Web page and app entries
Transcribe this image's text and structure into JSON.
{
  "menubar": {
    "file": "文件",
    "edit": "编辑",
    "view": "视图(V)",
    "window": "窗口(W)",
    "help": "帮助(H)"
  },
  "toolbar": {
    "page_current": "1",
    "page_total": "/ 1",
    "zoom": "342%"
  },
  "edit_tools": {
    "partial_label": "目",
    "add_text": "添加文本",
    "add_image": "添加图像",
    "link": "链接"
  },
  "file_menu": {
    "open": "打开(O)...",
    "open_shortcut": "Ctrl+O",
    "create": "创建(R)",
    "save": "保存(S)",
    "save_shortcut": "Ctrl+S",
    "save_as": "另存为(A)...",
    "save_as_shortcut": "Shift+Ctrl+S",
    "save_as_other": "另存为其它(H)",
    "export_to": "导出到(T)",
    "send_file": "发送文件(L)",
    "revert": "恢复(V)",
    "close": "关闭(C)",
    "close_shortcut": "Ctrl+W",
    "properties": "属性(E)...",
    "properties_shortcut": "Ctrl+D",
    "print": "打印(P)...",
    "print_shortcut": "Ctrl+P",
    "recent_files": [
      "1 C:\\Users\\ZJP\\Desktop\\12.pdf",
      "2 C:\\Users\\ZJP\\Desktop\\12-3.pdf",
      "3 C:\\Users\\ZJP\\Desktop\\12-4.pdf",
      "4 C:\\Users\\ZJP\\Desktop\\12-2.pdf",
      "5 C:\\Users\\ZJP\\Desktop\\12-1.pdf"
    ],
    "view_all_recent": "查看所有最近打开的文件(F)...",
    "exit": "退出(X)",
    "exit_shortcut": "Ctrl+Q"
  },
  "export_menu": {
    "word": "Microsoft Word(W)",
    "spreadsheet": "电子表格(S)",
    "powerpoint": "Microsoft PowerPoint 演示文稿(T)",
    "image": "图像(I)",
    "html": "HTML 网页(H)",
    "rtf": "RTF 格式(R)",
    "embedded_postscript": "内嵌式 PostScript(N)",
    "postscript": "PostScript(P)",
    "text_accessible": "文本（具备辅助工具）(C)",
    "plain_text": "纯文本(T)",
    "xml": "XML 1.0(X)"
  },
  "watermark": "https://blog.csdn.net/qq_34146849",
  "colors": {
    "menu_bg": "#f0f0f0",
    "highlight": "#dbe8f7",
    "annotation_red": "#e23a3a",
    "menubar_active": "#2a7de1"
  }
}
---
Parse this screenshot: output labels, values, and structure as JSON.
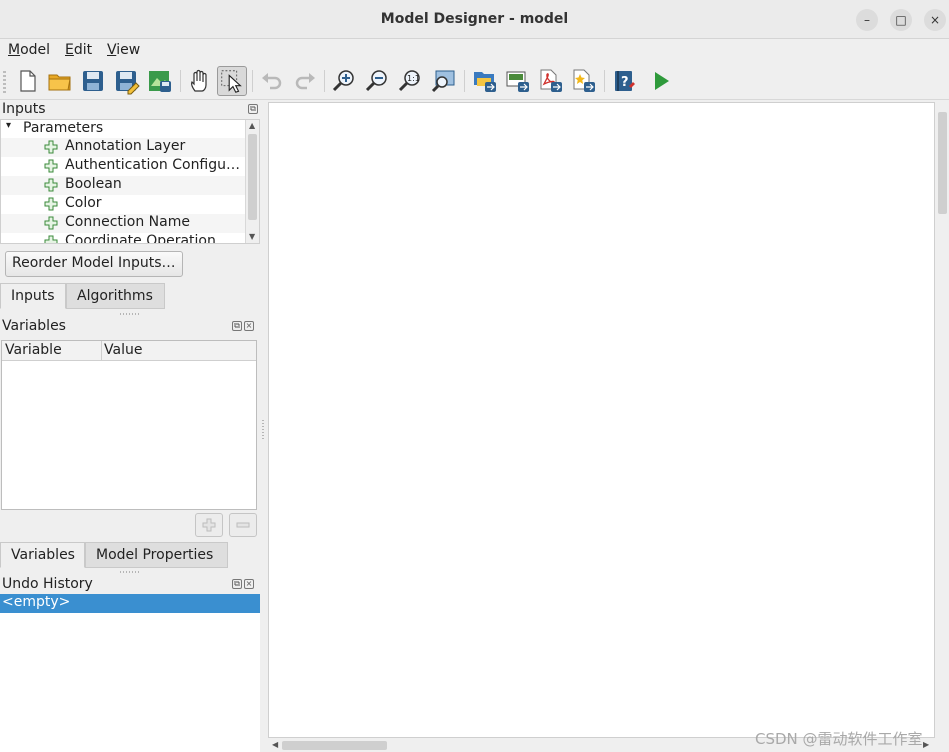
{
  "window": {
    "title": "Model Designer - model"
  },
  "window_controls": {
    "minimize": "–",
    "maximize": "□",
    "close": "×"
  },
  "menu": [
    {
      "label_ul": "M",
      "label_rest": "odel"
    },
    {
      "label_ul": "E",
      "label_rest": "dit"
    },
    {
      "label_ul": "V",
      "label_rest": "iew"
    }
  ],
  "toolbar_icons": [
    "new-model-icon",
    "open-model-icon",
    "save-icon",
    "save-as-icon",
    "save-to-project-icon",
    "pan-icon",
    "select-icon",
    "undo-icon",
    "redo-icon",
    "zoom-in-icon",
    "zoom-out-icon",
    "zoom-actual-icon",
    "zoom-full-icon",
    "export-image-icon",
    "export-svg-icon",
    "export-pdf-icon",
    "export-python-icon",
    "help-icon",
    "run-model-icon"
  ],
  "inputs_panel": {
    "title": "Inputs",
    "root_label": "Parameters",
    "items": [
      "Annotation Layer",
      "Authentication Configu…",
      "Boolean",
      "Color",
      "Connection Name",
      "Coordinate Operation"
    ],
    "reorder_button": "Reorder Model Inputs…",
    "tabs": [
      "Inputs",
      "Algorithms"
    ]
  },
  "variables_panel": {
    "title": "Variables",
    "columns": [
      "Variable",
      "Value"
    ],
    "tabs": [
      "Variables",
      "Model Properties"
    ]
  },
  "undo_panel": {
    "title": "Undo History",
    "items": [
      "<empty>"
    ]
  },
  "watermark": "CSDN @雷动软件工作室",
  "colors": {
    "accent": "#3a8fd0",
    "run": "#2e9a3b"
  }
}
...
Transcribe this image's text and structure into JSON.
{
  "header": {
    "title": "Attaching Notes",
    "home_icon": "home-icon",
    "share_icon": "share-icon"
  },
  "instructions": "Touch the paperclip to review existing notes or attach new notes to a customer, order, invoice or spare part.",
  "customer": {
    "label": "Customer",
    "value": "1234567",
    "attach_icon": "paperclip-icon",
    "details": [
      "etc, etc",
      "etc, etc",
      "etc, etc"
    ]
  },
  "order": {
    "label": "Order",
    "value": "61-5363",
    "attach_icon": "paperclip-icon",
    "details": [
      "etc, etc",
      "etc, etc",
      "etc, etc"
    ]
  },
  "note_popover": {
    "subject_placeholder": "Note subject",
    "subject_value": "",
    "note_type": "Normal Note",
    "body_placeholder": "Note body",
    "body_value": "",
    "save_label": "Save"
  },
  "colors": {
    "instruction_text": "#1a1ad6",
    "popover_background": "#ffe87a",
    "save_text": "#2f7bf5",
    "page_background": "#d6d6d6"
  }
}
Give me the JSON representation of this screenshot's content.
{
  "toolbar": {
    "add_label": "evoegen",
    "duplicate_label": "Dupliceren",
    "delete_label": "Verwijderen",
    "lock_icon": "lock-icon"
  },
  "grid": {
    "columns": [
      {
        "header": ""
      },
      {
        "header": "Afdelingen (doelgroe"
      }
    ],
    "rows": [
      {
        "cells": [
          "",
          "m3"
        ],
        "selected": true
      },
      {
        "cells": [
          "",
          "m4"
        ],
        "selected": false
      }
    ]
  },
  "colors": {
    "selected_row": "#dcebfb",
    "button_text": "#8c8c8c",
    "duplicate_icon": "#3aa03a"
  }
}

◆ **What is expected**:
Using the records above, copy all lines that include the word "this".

◆ **Problem solution**:
Transcribe this image's text and structure into JSON.
Parse this screenshot: output labels, values, and structure as JSON.
Transcribe this image's text and structure into JSON.
Give me the JSON representation of this screenshot's content.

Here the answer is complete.